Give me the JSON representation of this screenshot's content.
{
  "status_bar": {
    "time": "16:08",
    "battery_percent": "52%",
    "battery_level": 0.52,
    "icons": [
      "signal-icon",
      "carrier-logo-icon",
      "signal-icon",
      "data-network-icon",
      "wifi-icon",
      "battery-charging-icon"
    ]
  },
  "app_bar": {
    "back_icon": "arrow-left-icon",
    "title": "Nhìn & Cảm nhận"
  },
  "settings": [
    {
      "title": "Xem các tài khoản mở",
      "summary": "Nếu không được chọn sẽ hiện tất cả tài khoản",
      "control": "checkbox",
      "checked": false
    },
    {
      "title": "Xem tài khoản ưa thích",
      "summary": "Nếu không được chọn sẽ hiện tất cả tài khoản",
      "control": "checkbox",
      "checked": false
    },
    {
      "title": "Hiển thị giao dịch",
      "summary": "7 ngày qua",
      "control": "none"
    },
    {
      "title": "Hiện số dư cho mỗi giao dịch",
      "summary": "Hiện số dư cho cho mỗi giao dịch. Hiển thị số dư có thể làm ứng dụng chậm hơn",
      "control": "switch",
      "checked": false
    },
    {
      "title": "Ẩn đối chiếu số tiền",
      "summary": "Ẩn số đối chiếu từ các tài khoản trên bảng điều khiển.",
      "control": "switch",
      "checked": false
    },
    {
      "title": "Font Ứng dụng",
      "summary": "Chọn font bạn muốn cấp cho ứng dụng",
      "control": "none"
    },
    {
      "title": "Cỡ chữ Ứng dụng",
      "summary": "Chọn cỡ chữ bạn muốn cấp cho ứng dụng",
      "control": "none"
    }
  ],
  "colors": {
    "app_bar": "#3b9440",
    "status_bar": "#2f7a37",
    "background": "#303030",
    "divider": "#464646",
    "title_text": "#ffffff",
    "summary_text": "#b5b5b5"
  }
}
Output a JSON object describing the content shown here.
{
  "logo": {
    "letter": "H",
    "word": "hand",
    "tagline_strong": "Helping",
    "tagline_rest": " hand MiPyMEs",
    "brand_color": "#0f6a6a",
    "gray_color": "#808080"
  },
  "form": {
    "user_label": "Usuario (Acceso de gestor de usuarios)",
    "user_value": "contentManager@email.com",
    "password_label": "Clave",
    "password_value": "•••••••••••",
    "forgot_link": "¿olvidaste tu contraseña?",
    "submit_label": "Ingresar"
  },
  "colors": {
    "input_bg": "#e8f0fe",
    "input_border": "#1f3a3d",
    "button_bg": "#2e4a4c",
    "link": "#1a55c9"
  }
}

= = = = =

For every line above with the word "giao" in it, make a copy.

      "title": "Hiển thị giao dịch",
      "title": "Hiện số dư cho mỗi giao dịch",
      "summary": "Hiện số dư cho cho mỗi giao dịch. Hiển thị số dư có thể làm ứng dụng chậm hơn",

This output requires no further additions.